Profit, excluding earnings from discontinued operations, rose 1.9 per cent to HK$15.2 billion (S$2.6 billion) during the first six months of 2016, compared with HK$14.9 billion a year earlier, CK Hutchison said in a statement on Thursday. The results beat the HK$14.8 billion median estimate in a Bloomberg survey of six analysts. Though the mobile-phone business helped profits during the half, headwinds abound.
Mr Li, who had urged Britons to vote in favour of staying in the European Union before the June 23 vote, is now bracing for the economic fallout from Brexit as CK Hutchison counts the U.K. as its biggest earnings contributor.

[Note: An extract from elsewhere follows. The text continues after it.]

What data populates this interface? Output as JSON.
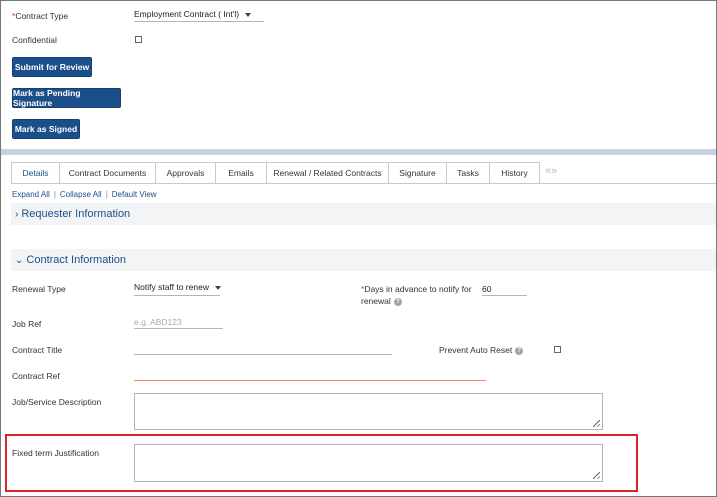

The Bank of England earlier this month cut the nation's benchmark interest rate and expanded a stimulus plan as it prepares for a downturn. The central bank also cut its economic growth forecast for next year and 2018, citing concerns about weaker investment and consumption.
The 88-year-old tycoon's attempts to cut his reliance on the UK hit an obstacle on Thursday after the Australian government signaled it will block a bid by Mr Li's Cheung Kong Infrastructure Holdings Ltd. for a local electricity distributor. The company has a week to submit a revised offer. The Australian decision is the latest in a series of setbacks in the past few months for Hong Kong's richest man, whose business empire sprawls across energy to infrastructure and telecommunications. A plan to merge Mr Li's UK business with Telefonica SA's O2 was blocked by regulators in May, months after Hong Kong minority shareholders blocked the US$12.4 billion buyout offer for his Power Assets unit.
Meanwhile, Cheung Kong Property Holdings said first-half underlying profit rose 51 per cent as strong mainland sales offset a decline in Hong Kong.
Profit before investment property revaluation in the six months to June 30 was HK$8.3 billion from HK$5.54 billion a year earlier, according to a Hong Kong stock exchange statement on Thursday.
Hong Kong developers faced headwinds in the first half as prices of secondary properties declined 12 per cent from a September high and sales transactions have dropped 35 per cent amid slower growth, economic uncertainty and forecasts of a large increase in supply as the government tries to make housing more affordable. CK Property is the first major Hong Kong residential developer to release half-year results.